Problem requirements: Without leaving out a single line, copy the records exactly.

== == ==

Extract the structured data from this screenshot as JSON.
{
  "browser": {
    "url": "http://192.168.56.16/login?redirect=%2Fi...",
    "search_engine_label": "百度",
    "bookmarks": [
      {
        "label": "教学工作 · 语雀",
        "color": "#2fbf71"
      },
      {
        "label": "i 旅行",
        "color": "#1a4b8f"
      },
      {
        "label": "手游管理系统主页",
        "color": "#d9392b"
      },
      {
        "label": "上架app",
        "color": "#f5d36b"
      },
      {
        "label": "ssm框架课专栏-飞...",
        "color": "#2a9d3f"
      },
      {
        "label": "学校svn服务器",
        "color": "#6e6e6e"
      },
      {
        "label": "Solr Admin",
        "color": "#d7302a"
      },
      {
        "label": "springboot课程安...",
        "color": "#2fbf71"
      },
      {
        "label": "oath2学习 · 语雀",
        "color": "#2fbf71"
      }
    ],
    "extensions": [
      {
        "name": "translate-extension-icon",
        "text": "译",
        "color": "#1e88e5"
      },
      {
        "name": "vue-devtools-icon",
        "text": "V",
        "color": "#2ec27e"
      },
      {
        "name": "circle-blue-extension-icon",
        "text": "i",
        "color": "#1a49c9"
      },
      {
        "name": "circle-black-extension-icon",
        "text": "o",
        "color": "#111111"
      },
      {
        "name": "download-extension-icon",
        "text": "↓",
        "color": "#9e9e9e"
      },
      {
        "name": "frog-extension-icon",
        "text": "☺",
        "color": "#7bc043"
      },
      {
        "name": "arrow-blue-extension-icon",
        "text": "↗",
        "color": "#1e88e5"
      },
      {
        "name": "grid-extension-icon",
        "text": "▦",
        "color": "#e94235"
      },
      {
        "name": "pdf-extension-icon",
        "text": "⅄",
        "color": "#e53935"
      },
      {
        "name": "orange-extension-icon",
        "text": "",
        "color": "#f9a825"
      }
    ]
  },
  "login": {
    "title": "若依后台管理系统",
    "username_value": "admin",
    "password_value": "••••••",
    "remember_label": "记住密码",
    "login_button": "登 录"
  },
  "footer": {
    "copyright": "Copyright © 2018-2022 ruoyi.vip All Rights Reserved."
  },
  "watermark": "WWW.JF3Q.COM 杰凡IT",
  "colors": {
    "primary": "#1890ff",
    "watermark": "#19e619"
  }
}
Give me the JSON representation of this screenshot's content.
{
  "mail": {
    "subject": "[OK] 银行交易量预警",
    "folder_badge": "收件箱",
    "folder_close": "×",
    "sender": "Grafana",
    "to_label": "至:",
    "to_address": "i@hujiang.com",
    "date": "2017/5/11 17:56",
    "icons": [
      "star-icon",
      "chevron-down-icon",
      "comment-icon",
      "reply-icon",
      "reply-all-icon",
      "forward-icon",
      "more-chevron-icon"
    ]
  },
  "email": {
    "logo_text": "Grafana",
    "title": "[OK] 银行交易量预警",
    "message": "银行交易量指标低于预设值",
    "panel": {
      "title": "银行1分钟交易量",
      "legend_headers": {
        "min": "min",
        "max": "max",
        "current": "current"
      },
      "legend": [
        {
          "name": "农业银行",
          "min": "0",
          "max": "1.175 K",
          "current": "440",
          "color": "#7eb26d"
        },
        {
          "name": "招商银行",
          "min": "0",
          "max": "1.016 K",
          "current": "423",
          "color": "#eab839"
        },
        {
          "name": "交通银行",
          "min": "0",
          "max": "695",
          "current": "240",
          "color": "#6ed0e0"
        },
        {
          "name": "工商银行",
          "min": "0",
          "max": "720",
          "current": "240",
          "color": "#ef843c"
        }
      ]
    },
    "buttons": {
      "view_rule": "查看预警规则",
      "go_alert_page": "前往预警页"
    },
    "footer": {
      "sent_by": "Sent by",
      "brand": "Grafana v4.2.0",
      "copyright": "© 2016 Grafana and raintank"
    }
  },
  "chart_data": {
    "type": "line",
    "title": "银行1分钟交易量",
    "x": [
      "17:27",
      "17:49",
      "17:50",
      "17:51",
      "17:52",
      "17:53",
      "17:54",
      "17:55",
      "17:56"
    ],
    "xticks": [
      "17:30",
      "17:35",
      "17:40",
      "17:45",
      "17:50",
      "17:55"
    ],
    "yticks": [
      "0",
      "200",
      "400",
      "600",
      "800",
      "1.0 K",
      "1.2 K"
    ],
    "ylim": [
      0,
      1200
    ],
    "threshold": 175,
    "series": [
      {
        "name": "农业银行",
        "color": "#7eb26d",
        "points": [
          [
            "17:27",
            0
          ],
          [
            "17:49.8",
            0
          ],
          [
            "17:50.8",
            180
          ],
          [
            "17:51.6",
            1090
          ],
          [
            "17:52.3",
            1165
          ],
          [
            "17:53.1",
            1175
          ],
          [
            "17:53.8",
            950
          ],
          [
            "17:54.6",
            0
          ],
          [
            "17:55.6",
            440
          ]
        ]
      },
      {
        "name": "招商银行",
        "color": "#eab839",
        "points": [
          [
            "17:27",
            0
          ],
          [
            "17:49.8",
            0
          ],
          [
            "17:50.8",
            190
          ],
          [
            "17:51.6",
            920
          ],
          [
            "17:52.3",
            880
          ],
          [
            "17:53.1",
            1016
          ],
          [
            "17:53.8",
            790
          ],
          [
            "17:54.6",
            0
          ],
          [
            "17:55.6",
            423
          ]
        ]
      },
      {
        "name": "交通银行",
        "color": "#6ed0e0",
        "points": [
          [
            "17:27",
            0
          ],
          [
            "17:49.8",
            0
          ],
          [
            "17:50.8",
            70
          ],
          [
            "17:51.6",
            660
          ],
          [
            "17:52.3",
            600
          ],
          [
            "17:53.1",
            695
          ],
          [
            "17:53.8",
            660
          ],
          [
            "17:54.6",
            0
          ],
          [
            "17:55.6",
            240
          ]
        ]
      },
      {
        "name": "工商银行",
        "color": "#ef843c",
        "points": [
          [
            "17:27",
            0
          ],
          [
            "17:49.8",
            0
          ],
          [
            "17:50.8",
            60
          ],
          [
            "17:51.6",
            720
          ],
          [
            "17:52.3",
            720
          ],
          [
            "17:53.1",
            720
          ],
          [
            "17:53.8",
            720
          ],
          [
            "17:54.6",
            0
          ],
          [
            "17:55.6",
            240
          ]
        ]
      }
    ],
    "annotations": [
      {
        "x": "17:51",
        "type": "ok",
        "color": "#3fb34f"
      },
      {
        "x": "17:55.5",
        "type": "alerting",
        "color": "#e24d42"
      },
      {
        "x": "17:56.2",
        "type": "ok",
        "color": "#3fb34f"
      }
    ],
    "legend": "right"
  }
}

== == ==

Final answer:
Extract the structured data from this screenshot as JSON.
{
  "browser": {
    "url": "http://192.168.56.16/login?redirect=%2Fi...",
    "search_engine_label": "百度",
    "bookmarks": [
      {
        "label": "教学工作 · 语雀",
        "color": "#2fbf71"
      },
      {
        "label": "i 旅行",
        "color": "#1a4b8f"
      },
      {
        "label": "手游管理系统主页",
        "color": "#d9392b"
      },
      {
        "label": "上架app",
        "color": "#f5d36b"
      },
      {
        "label": "ssm框架课专栏-飞...",
        "color": "#2a9d3f"
      },
      {
        "label": "学校svn服务器",
        "color": "#6e6e6e"
      },
      {
        "label": "Solr Admin",
        "color": "#d7302a"
      },
      {
        "label": "springboot课程安...",
        "color": "#2fbf71"
      },
      {
        "label": "oath2学习 · 语雀",
        "color": "#2fbf71"
      }
    ],
    "extensions": [
      {
        "name": "translate-extension-icon",
        "text": "译",
        "color": "#1e88e5"
      },
      {
        "name": "vue-devtools-icon",
        "text": "V",
        "color": "#2ec27e"
      },
      {
        "name": "circle-blue-extension-icon",
        "text": "i",
        "color": "#1a49c9"
      },
      {
        "name": "circle-black-extension-icon",
        "text": "o",
        "color": "#111111"
      },
      {
        "name": "download-extension-icon",
        "text": "↓",
        "color": "#9e9e9e"
      },
      {
        "name": "frog-extension-icon",
        "text": "☺",
        "color": "#7bc043"
      },
      {
        "name": "arrow-blue-extension-icon",
        "text": "↗",
        "color": "#1e88e5"
      },
      {
        "name": "grid-extension-icon",
        "text": "▦",
        "color": "#e94235"
      },
      {
        "name": "pdf-extension-icon",
        "text": "⅄",
        "color": "#e53935"
      },
      {
        "name": "orange-extension-icon",
        "text": "",
        "color": "#f9a825"
      }
    ]
  },
  "login": {
    "title": "若依后台管理系统",
    "username_value": "admin",
    "password_value": "••••••",
    "remember_label": "记住密码",
    "login_button": "登 录"
  },
  "footer": {
    "copyright": "Copyright © 2018-2022 ruoyi.vip All Rights Reserved."
  },
  "watermark": "WWW.JF3Q.COM 杰凡IT",
  "colors": {
    "primary": "#1890ff",
    "watermark": "#19e619"
  }
}
Give me the JSON representation of this screenshot's content.
{
  "mail": {
    "subject": "[OK] 银行交易量预警",
    "folder_badge": "收件箱",
    "folder_close": "×",
    "sender": "Grafana",
    "to_label": "至:",
    "to_address": "i@hujiang.com",
    "date": "2017/5/11 17:56",
    "icons": [
      "star-icon",
      "chevron-down-icon",
      "comment-icon",
      "reply-icon",
      "reply-all-icon",
      "forward-icon",
      "more-chevron-icon"
    ]
  },
  "email": {
    "logo_text": "Grafana",
    "title": "[OK] 银行交易量预警",
    "message": "银行交易量指标低于预设值",
    "panel": {
      "title": "银行1分钟交易量",
      "legend_headers": {
        "min": "min",
        "max": "max",
        "current": "current"
      },
      "legend": [
        {
          "name": "农业银行",
          "min": "0",
          "max": "1.175 K",
          "current": "440",
          "color": "#7eb26d"
        },
        {
          "name": "招商银行",
          "min": "0",
          "max": "1.016 K",
          "current": "423",
          "color": "#eab839"
        },
        {
          "name": "交通银行",
          "min": "0",
          "max": "695",
          "current": "240",
          "color": "#6ed0e0"
        },
        {
          "name": "工商银行",
          "min": "0",
          "max": "720",
          "current": "240",
          "color": "#ef843c"
        }
      ]
    },
    "buttons": {
      "view_rule": "查看预警规则",
      "go_alert_page": "前往预警页"
    },
    "footer": {
      "sent_by": "Sent by",
      "brand": "Grafana v4.2.0",
      "copyright": "© 2016 Grafana and raintank"
    }
  },
  "chart_data": {
    "type": "line",
    "title": "银行1分钟交易量",
    "x": [
      "17:27",
      "17:49",
      "17:50",
      "17:51",
      "17:52",
      "17:53",
      "17:54",
      "17:55",
      "17:56"
    ],
    "xticks": [
      "17:30",
      "17:35",
      "17:40",
      "17:45",
      "17:50",
      "17:55"
    ],
    "yticks": [
      "0",
      "200",
      "400",
      "600",
      "800",
      "1.0 K",
      "1.2 K"
    ],
    "ylim": [
      0,
      1200
    ],
    "threshold": 175,
    "series": [
      {
        "name": "农业银行",
        "color": "#7eb26d",
        "points": [
          [
            "17:27",
            0
          ],
          [
            "17:49.8",
            0
          ],
          [
            "17:50.8",
            180
          ],
          [
            "17:51.6",
            1090
          ],
          [
            "17:52.3",
            1165
          ],
          [
            "17:53.1",
            1175
          ],
          [
            "17:53.8",
            950
          ],
          [
            "17:54.6",
            0
          ],
          [
            "17:55.6",
            440
          ]
        ]
      },
      {
        "name": "招商银行",
        "color": "#eab839",
        "points": [
          [
            "17:27",
            0
          ],
          [
            "17:49.8",
            0
          ],
          [
            "17:50.8",
            190
          ],
          [
            "17:51.6",
            920
          ],
          [
            "17:52.3",
            880
          ],
          [
            "17:53.1",
            1016
          ],
          [
            "17:53.8",
            790
          ],
          [
            "17:54.6",
            0
          ],
          [
            "17:55.6",
            423
          ]
        ]
      },
      {
        "name": "交通银行",
        "color": "#6ed0e0",
        "points": [
          [
            "17:27",
            0
          ],
          [
            "17:49.8",
            0
          ],
          [
            "17:50.8",
            70
          ],
          [
            "17:51.6",
            660
          ],
          [
            "17:52.3",
            600
          ],
          [
            "17:53.1",
            695
          ],
          [
            "17:53.8",
            660
          ],
          [
            "17:54.6",
            0
          ],
          [
            "17:55.6",
            240
          ]
        ]
      },
      {
        "name": "工商银行",
        "color": "#ef843c",
        "points": [
          [
            "17:27",
            0
          ],
          [
            "17:49.8",
            0
          ],
          [
            "17:50.8",
            60
          ],
          [
            "17:51.6",
            720
          ],
          [
            "17:52.3",
            720
          ],
          [
            "17:53.1",
            720
          ],
          [
            "17:53.8",
            720
          ],
          [
            "17:54.6",
            0
          ],
          [
            "17:55.6",
            240
          ]
        ]
      }
    ],
    "annotations": [
      {
        "x": "17:51",
        "type": "ok",
        "color": "#3fb34f"
      },
      {
        "x": "17:55.5",
        "type": "alerting",
        "color": "#e24d42"
      },
      {
        "x": "17:56.2",
        "type": "ok",
        "color": "#3fb34f"
      }
    ],
    "legend": "right"
  }
}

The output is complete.